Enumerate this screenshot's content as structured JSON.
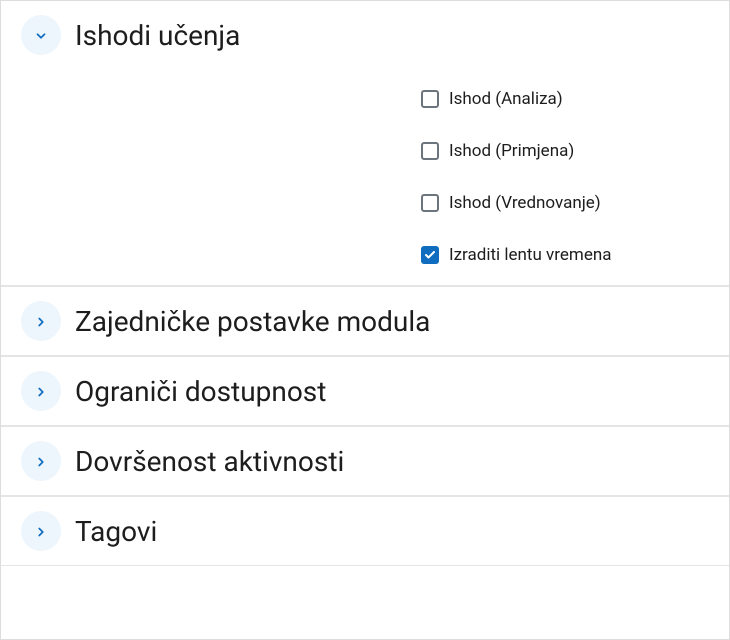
{
  "sections": {
    "outcomes": {
      "title": "Ishodi učenja",
      "expanded": true,
      "items": [
        {
          "label": "Ishod (Analiza)",
          "checked": false
        },
        {
          "label": "Ishod (Primjena)",
          "checked": false
        },
        {
          "label": "Ishod (Vrednovanje)",
          "checked": false
        },
        {
          "label": "Izraditi lentu vremena",
          "checked": true
        }
      ]
    },
    "common_module": {
      "title": "Zajedničke postavke modula",
      "expanded": false
    },
    "restrict_access": {
      "title": "Ograniči dostupnost",
      "expanded": false
    },
    "activity_completion": {
      "title": "Dovršenost aktivnosti",
      "expanded": false
    },
    "tags": {
      "title": "Tagovi",
      "expanded": false
    }
  }
}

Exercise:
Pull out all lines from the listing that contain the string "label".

Task output:
          "label": "Ishod (Analiza)",
          "label": "Ishod (Primjena)",
          "label": "Ishod (Vrednovanje)",
          "label": "Izraditi lentu vremena",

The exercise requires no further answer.